It’s easy to forget about, or not even to be aware of, the wider networks and movements that exist to support the smallest, hyper-local community groups. Just getting on with the day to day job can be all consuming, but sometimes it’s encouraging to know that there are like minded people out there ready to offer support and advice. Working with Scotland’s many community networks, the Community Learning Exchange helps to make connections with like minded groups across the country. And beyond Scotland, it’s worth remembering there’s a global network of localised action to connect with too.
One of the zeitgeisty policy ideas doing the rounds is the 20 minute neighbourhood – the idea that we should all be able to meet our day-to-day needs within a 20 minute walk of our home. It’s an attractive idea because it ticks several big policy boxes simultaneously – climate, public health, travel – and so it’s no surprise the Scottish Government is so enthusiastic about it. How to translate a great idea into a reality is less clear – particularly for rural Scotland. Interesting piece in New Start journal on the prospect of a 30 minute rural neighbourhood.
The Scottish Government’s recent consultation on how to end the need for food banks sounds like a statement of serious intent. Of course, food poverty doesn’t exist in isolation. With fuel bills rising and inflation around 6%-7%, in or out of work, not having enough money is a constant factor in the lives of millions of people. The very significant step towards a Universal Basic Income by the Welsh Government, targeting a group well known to struggle more than most, should provide some important pointers if food banks are ever to be consigned to the history books.
It seems fairly self-evident that our energy systems are not in good shape. The coming spike in fuel prices only serves to highlight a dysfunctional market and for some time now there have been calls for a much more decentralised energy economy – with the community energy sector playing a key role to play. Community Energy Scotland along with its sister organisations across the UK carries out an annual State of the Sector survey and would ask anyone with an interest in energy – either on the supply or demand side (or both) – to take part.

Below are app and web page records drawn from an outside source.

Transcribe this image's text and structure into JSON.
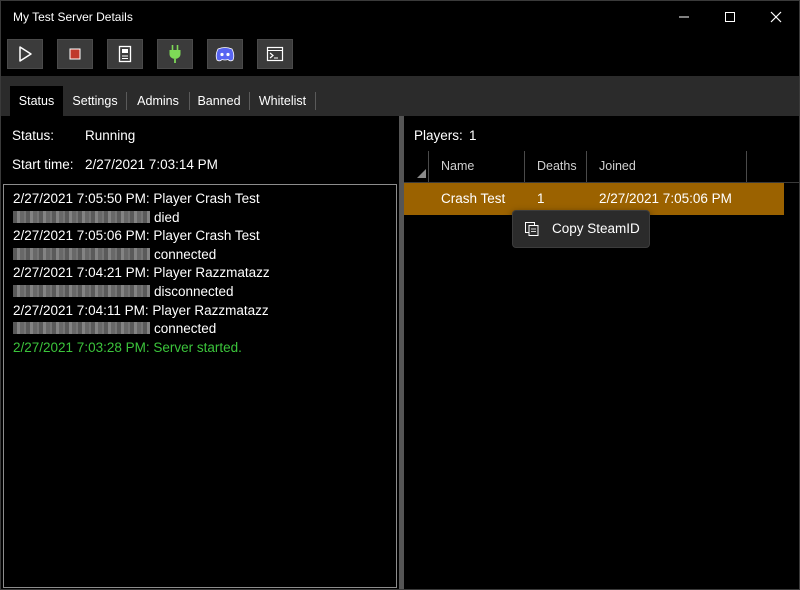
{
  "window": {
    "title": "My Test Server Details",
    "controls": [
      "minimize-icon",
      "maximize-icon",
      "close-icon"
    ]
  },
  "toolbar": {
    "buttons": [
      {
        "icon": "play-icon"
      },
      {
        "icon": "stop-icon",
        "color": "#c0392b"
      },
      {
        "icon": "notebook-icon"
      },
      {
        "icon": "plug-icon",
        "color": "#7ed957"
      },
      {
        "icon": "discord-icon",
        "color": "#5865f2"
      },
      {
        "icon": "terminal-icon"
      }
    ]
  },
  "tabs": [
    "Status",
    "Settings",
    "Admins",
    "Banned",
    "Whitelist"
  ],
  "active_tab": "Status",
  "status": {
    "status_label": "Status:",
    "status_value": "Running",
    "start_label": "Start time:",
    "start_value": "2/27/2021 7:03:14 PM"
  },
  "log": [
    {
      "text": "2/27/2021 7:05:50 PM: Player Crash Test"
    },
    {
      "redacted": true,
      "text": "died"
    },
    {
      "text": "2/27/2021 7:05:06 PM: Player Crash Test"
    },
    {
      "redacted": true,
      "text": "connected"
    },
    {
      "text": "2/27/2021 7:04:21 PM: Player Razzmatazz"
    },
    {
      "redacted": true,
      "text": "disconnected"
    },
    {
      "text": "2/27/2021 7:04:11 PM: Player Razzmatazz"
    },
    {
      "redacted": true,
      "text": "connected"
    },
    {
      "text": "2/27/2021 7:03:28 PM: Server started.",
      "color": "#3bc43b"
    }
  ],
  "players": {
    "label": "Players:",
    "count": "1",
    "columns": [
      "Name",
      "Deaths",
      "Joined"
    ],
    "rows": [
      {
        "name": "Crash Test",
        "deaths": "1",
        "joined": "2/27/2021 7:05:06 PM"
      }
    ],
    "selected_row_color": "#9b6200"
  },
  "context_menu": {
    "items": [
      {
        "label": "Copy SteamID",
        "icon": "copy-icon"
      }
    ]
  }
}
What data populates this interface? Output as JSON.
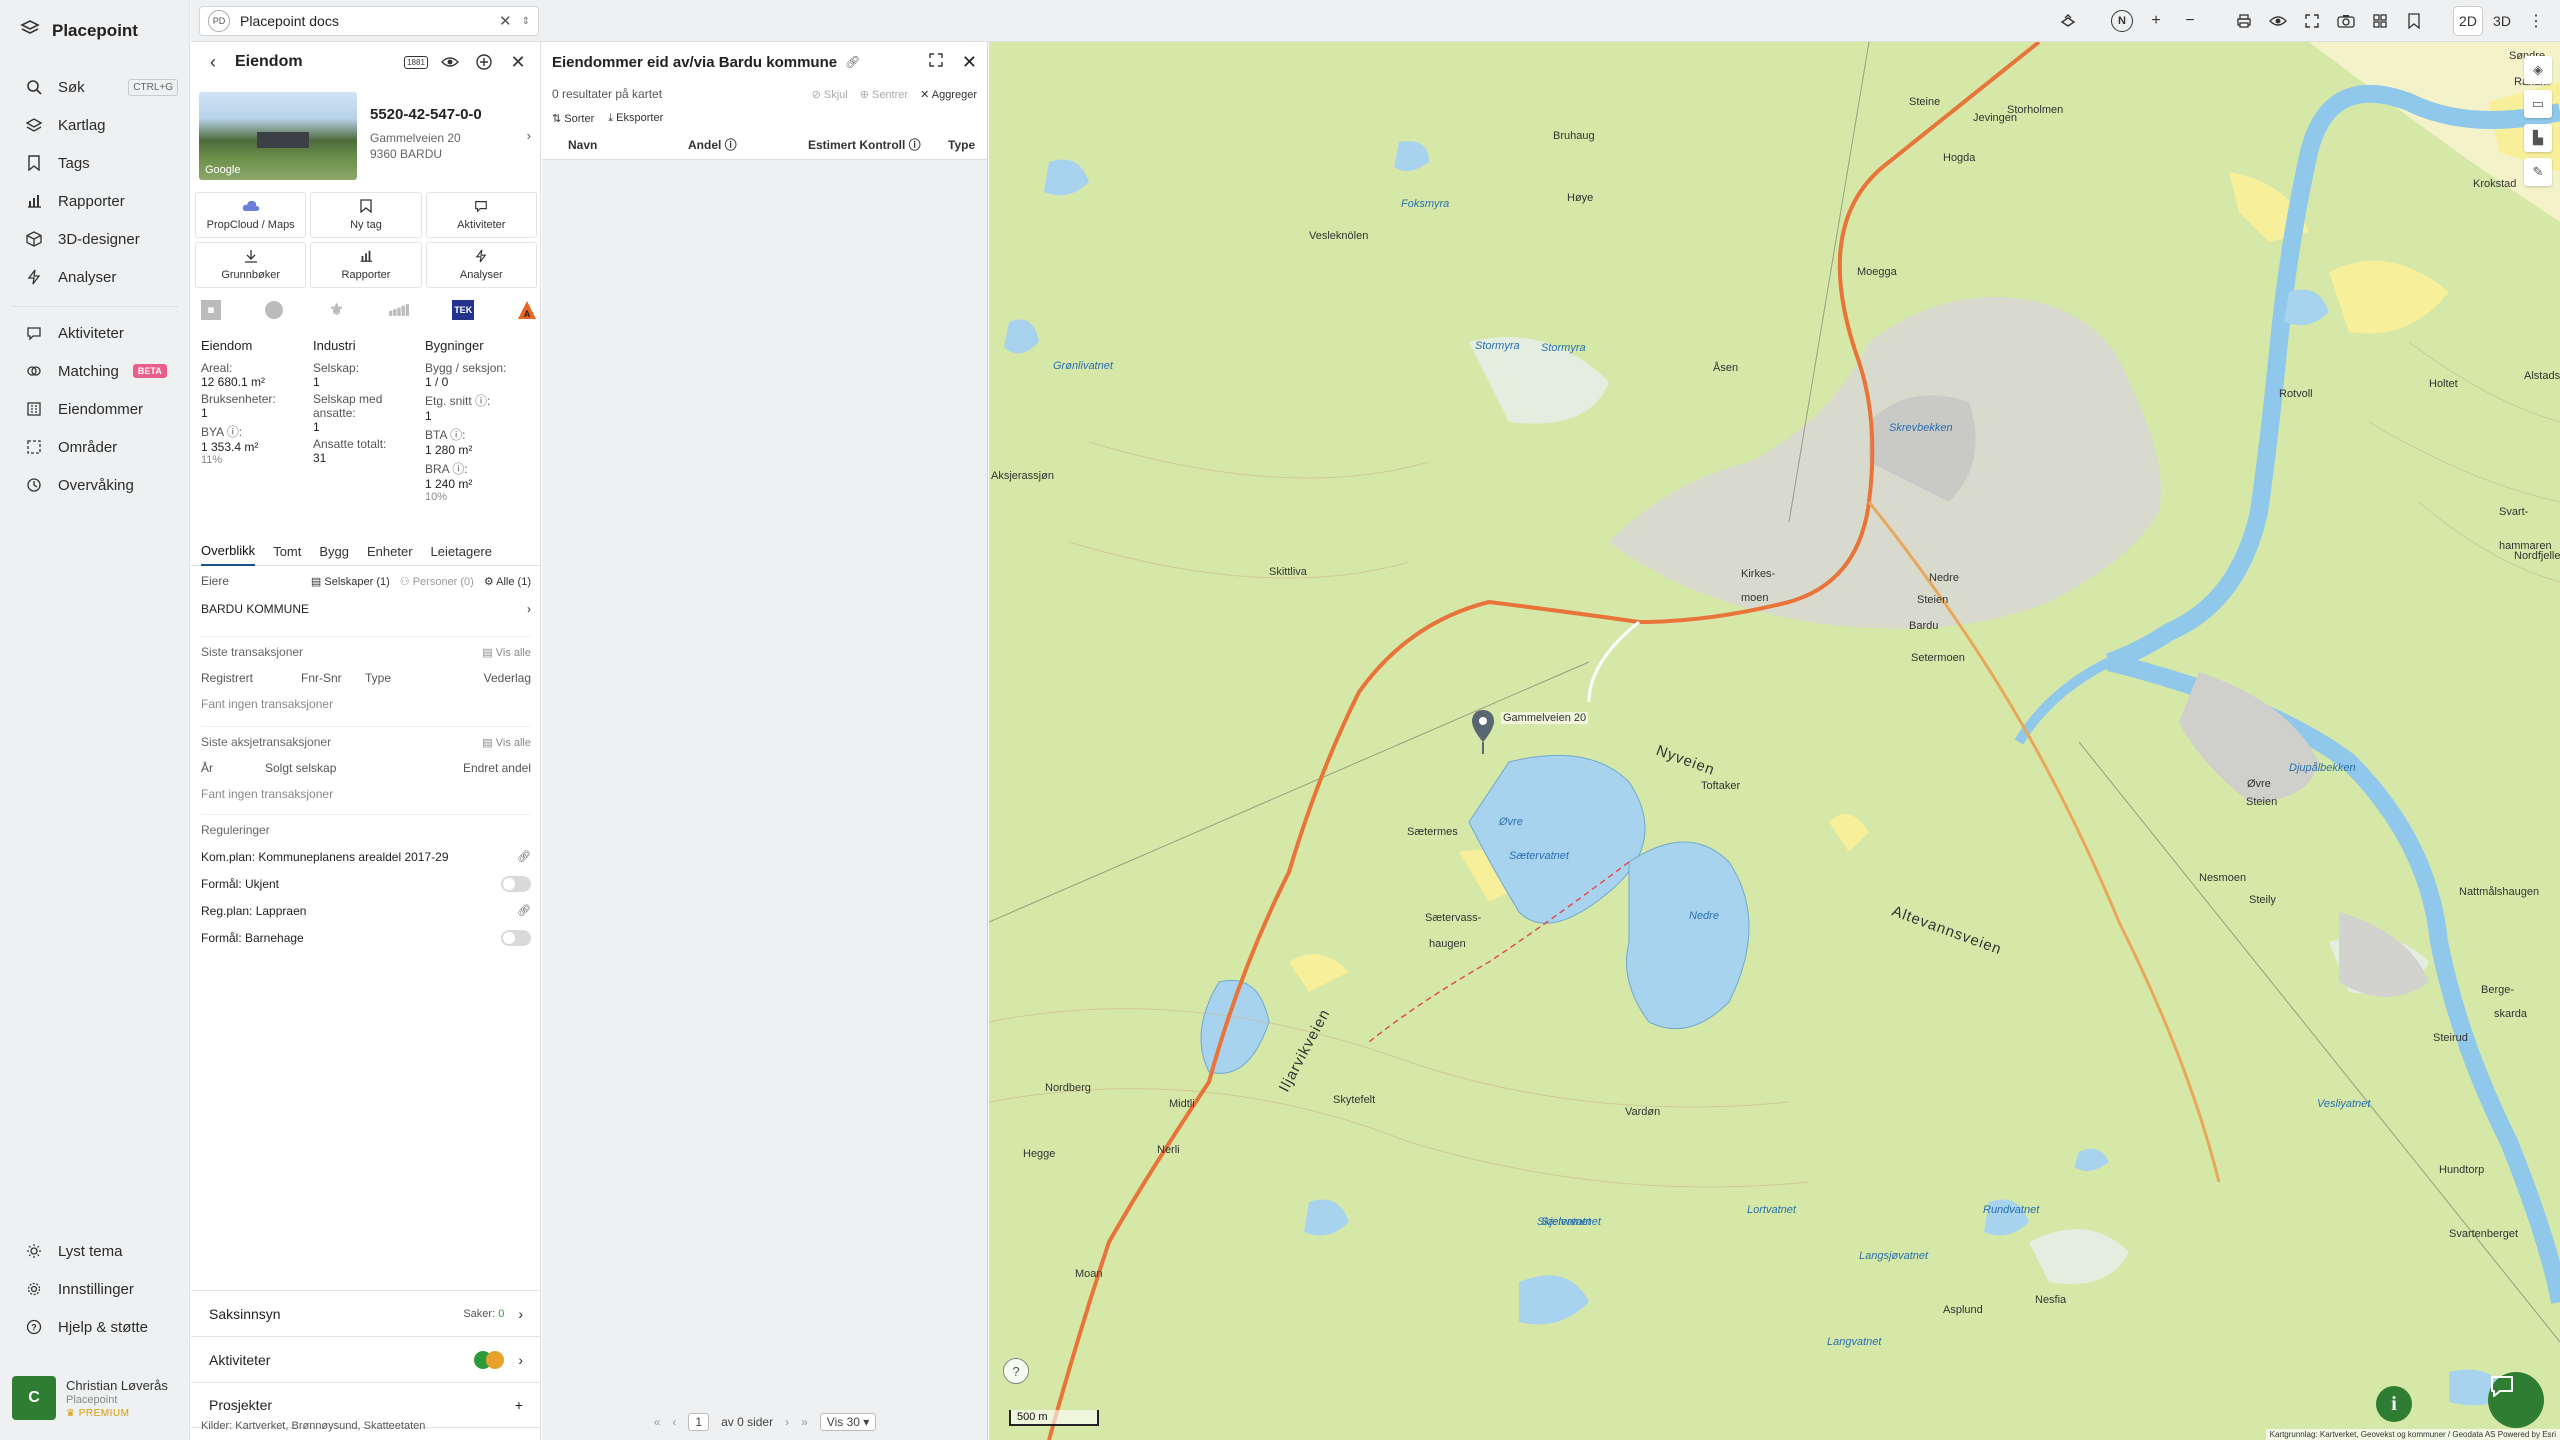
{
  "app": {
    "name": "Placepoint"
  },
  "sidebar": {
    "search": {
      "label": "Søk",
      "shortcut": "CTRL+G"
    },
    "items_top": [
      {
        "label": "Kartlag",
        "icon": "layers-icon"
      },
      {
        "label": "Tags",
        "icon": "bookmark-icon"
      },
      {
        "label": "Rapporter",
        "icon": "chart-icon"
      },
      {
        "label": "3D-designer",
        "icon": "cube-icon"
      },
      {
        "label": "Analyser",
        "icon": "bolt-icon"
      }
    ],
    "items_mid": [
      {
        "label": "Aktiviteter",
        "icon": "chat-icon"
      },
      {
        "label": "Matching",
        "icon": "matching-icon",
        "badge": "BETA"
      },
      {
        "label": "Eiendommer",
        "icon": "building-icon"
      },
      {
        "label": "Områder",
        "icon": "area-icon"
      },
      {
        "label": "Overvåking",
        "icon": "monitor-icon"
      }
    ],
    "items_bottom": [
      {
        "label": "Lyst tema",
        "icon": "sun-icon"
      },
      {
        "label": "Innstillinger",
        "icon": "gear-icon"
      },
      {
        "label": "Hjelp & støtte",
        "icon": "help-icon"
      }
    ],
    "user": {
      "initial": "C",
      "name": "Christian Løverås",
      "org": "Placepoint",
      "plan": "PREMIUM"
    }
  },
  "topbar": {
    "doc_badge": "PD",
    "doc_title": "Placepoint docs",
    "view_2d": "2D",
    "view_3d": "3D",
    "north": "N"
  },
  "property": {
    "header_title": "Eiendom",
    "header_badge": "1881",
    "photo_credit": "Google",
    "id": "5520-42-547-0-0",
    "address1": "Gammelveien 20",
    "address2": "9360 BARDU",
    "actions": [
      {
        "label": "PropCloud / Maps",
        "icon": "cloud-icon"
      },
      {
        "label": "Ny tag",
        "icon": "bookmark-icon"
      },
      {
        "label": "Aktiviteter",
        "icon": "chat-icon"
      },
      {
        "label": "Grunnbøker",
        "icon": "download-icon"
      },
      {
        "label": "Rapporter",
        "icon": "chart-icon"
      },
      {
        "label": "Analyser",
        "icon": "bolt-icon"
      }
    ],
    "logo_tek": "TEK",
    "stats": {
      "col1_title": "Eiendom",
      "areal_label": "Areal:",
      "areal_value": "12 680.1 m²",
      "bruks_label": "Bruksenheter:",
      "bruks_value": "1",
      "bya_label": "BYA ⓘ:",
      "bya_value": "1 353.4 m²",
      "bya_pct": "11%",
      "col2_title": "Industri",
      "selskap_label": "Selskap:",
      "selskap_value": "1",
      "ansatte_label": "Selskap med ansatte:",
      "ansatte_value": "1",
      "ansatte_tot_label": "Ansatte totalt:",
      "ansatte_tot_value": "31",
      "col3_title": "Bygninger",
      "bygg_label": "Bygg / seksjon:",
      "bygg_value": "1 / 0",
      "etg_label": "Etg. snitt ⓘ:",
      "etg_value": "1",
      "bta_label": "BTA ⓘ:",
      "bta_value": "1 280 m²",
      "bra_label": "BRA ⓘ:",
      "bra_value": "1 240 m²",
      "bra_pct": "10%"
    },
    "tabs": [
      "Overblikk",
      "Tomt",
      "Bygg",
      "Enheter",
      "Leietagere"
    ],
    "owners": {
      "title": "Eiere",
      "f_selskaper": "Selskaper (1)",
      "f_personer": "Personer (0)",
      "f_alle": "Alle (1)",
      "owner": "BARDU KOMMUNE"
    },
    "transactions": {
      "title": "Siste transaksjoner",
      "vis_alle": "Vis alle",
      "cols": [
        "Registrert",
        "Fnr-Snr",
        "Type",
        "Vederlag"
      ],
      "empty": "Fant ingen transaksjoner"
    },
    "share_tx": {
      "title": "Siste aksjetransaksjoner",
      "vis_alle": "Vis alle",
      "cols": [
        "År",
        "Solgt selskap",
        "Endret andel"
      ],
      "empty": "Fant ingen transaksjoner"
    },
    "regulations": {
      "title": "Reguleringer",
      "items": [
        {
          "label": "Kom.plan: Kommuneplanens arealdel 2017-29",
          "type": "link"
        },
        {
          "label": "Formål: Ukjent",
          "type": "toggle"
        },
        {
          "label": "Reg.plan: Lappraen",
          "type": "link"
        },
        {
          "label": "Formål: Barnehage",
          "type": "toggle"
        }
      ]
    },
    "accordion": {
      "saksinnsyn": "Saksinnsyn",
      "saker_label": "Saker:",
      "saker_value": "0",
      "aktiviteter": "Aktiviteter",
      "prosjekter": "Prosjekter"
    },
    "sources": "Kilder: Kartverket, Brønnøysund, Skatteetaten"
  },
  "results": {
    "title": "Eiendommer eid av/via Bardu kommune",
    "count_text": "0 resultater på kartet",
    "opt_skjul": "Skjul",
    "opt_sentrer": "Sentrer",
    "opt_aggreger": "Aggreger",
    "tool_sorter": "Sorter",
    "tool_eksporter": "Eksporter",
    "columns": [
      "Navn",
      "Andel ⓘ",
      "Estimert Kontroll ⓘ",
      "Type"
    ],
    "pager": {
      "page": "1",
      "of_text": "av 0 sider",
      "per_page": "Vis 30"
    }
  },
  "map": {
    "scale": "500 m",
    "attribution": "Kartgrunnlag: Kartverket, Geovekst og kommuner / Geodata AS Powered by Esri",
    "marker_label": "Gammelveien 20",
    "colors": {
      "forest": "#d4e6a4",
      "water": "#a8d3ef",
      "road": "#e8743a",
      "settlement": "#c9c9c9"
    },
    "labels": [
      {
        "text": "Søndre",
        "kind": "place"
      },
      {
        "text": "Ranum",
        "kind": "place"
      },
      {
        "text": "Steine",
        "kind": "place"
      },
      {
        "text": "Jevingen",
        "kind": "place"
      },
      {
        "text": "Storholmen",
        "kind": "place"
      },
      {
        "text": "Hogda",
        "kind": "place"
      },
      {
        "text": "Bruhaug",
        "kind": "place"
      },
      {
        "text": "Høye",
        "kind": "place"
      },
      {
        "text": "Foksmyra",
        "kind": "water"
      },
      {
        "text": "Vesleknölen",
        "kind": "place"
      },
      {
        "text": "Moegga",
        "kind": "place"
      },
      {
        "text": "Krokstad",
        "kind": "place"
      },
      {
        "text": "Åsen",
        "kind": "place"
      },
      {
        "text": "Stormyra",
        "kind": "water"
      },
      {
        "text": "Grønlivatnet",
        "kind": "water"
      },
      {
        "text": "Rotvoll",
        "kind": "place"
      },
      {
        "text": "Holtet",
        "kind": "place"
      },
      {
        "text": "Alstadsætra",
        "kind": "place"
      },
      {
        "text": "Svart-",
        "kind": "place"
      },
      {
        "text": "hammaren",
        "kind": "place"
      },
      {
        "text": "Nordfjellet",
        "kind": "place"
      },
      {
        "text": "Skittliva",
        "kind": "place"
      },
      {
        "text": "Kirkes-",
        "kind": "place"
      },
      {
        "text": "moen",
        "kind": "place"
      },
      {
        "text": "Nedre",
        "kind": "place"
      },
      {
        "text": "Steien",
        "kind": "place"
      },
      {
        "text": "Bardu",
        "kind": "place"
      },
      {
        "text": "Setermoen",
        "kind": "place"
      },
      {
        "text": "Nyveien",
        "kind": "road"
      },
      {
        "text": "Altevannsveien",
        "kind": "road"
      },
      {
        "text": "Toftaker",
        "kind": "place"
      },
      {
        "text": "Sætermes",
        "kind": "place"
      },
      {
        "text": "Øvre",
        "kind": "water"
      },
      {
        "text": "Sætervatnet",
        "kind": "water"
      },
      {
        "text": "Nedre",
        "kind": "water"
      },
      {
        "text": "Skytefelt",
        "kind": "place"
      },
      {
        "text": "Sætervass-",
        "kind": "place"
      },
      {
        "text": "haugen",
        "kind": "place"
      },
      {
        "text": "Øvre",
        "kind": "place"
      },
      {
        "text": "Steien",
        "kind": "place"
      },
      {
        "text": "Nesmoen",
        "kind": "place"
      },
      {
        "text": "Steily",
        "kind": "place"
      },
      {
        "text": "Nattmålshaugen",
        "kind": "place"
      },
      {
        "text": "Berge-",
        "kind": "place"
      },
      {
        "text": "skarda",
        "kind": "place"
      },
      {
        "text": "Nordberg",
        "kind": "place"
      },
      {
        "text": "Midtli",
        "kind": "place"
      },
      {
        "text": "Nerli",
        "kind": "place"
      },
      {
        "text": "Hegge",
        "kind": "place"
      },
      {
        "text": "Moan",
        "kind": "place"
      },
      {
        "text": "Iljarvikveien",
        "kind": "road"
      },
      {
        "text": "Vardøn",
        "kind": "place"
      },
      {
        "text": "Rundvatnet",
        "kind": "water"
      },
      {
        "text": "Steirud",
        "kind": "place"
      },
      {
        "text": "Hundtorp",
        "kind": "place"
      },
      {
        "text": "Svartenberget",
        "kind": "place"
      },
      {
        "text": "Asplund",
        "kind": "place"
      },
      {
        "text": "Nesfia",
        "kind": "place"
      },
      {
        "text": "Langvatnet",
        "kind": "water"
      },
      {
        "text": "Langsjøvatnet",
        "kind": "water"
      },
      {
        "text": "Skjelvatnet",
        "kind": "water"
      },
      {
        "text": "Lortvatnet",
        "kind": "water"
      },
      {
        "text": "Vesliyatnet",
        "kind": "water"
      },
      {
        "text": "Sætervatnet",
        "kind": "water"
      },
      {
        "text": "Stormyra",
        "kind": "water"
      },
      {
        "text": "Skrevbekken",
        "kind": "water"
      },
      {
        "text": "Djupålbekken",
        "kind": "water"
      },
      {
        "text": "Gammelveien 20",
        "kind": "marker"
      },
      {
        "text": "Aksjerassjøn",
        "kind": "place"
      }
    ]
  }
}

Birse covers over 125sq. km on Deeside in the north-east of Scotland. The parish (district) has four main parts: the three scattered rural communities of Finzean, Ballogie and Birse and the largely uninhabited Forest of Birse, which covers over a quarter of the parish’s total area. The parish has around 330 households, with half of the population living in Finzean and half in Ballogie and Birse.Find out more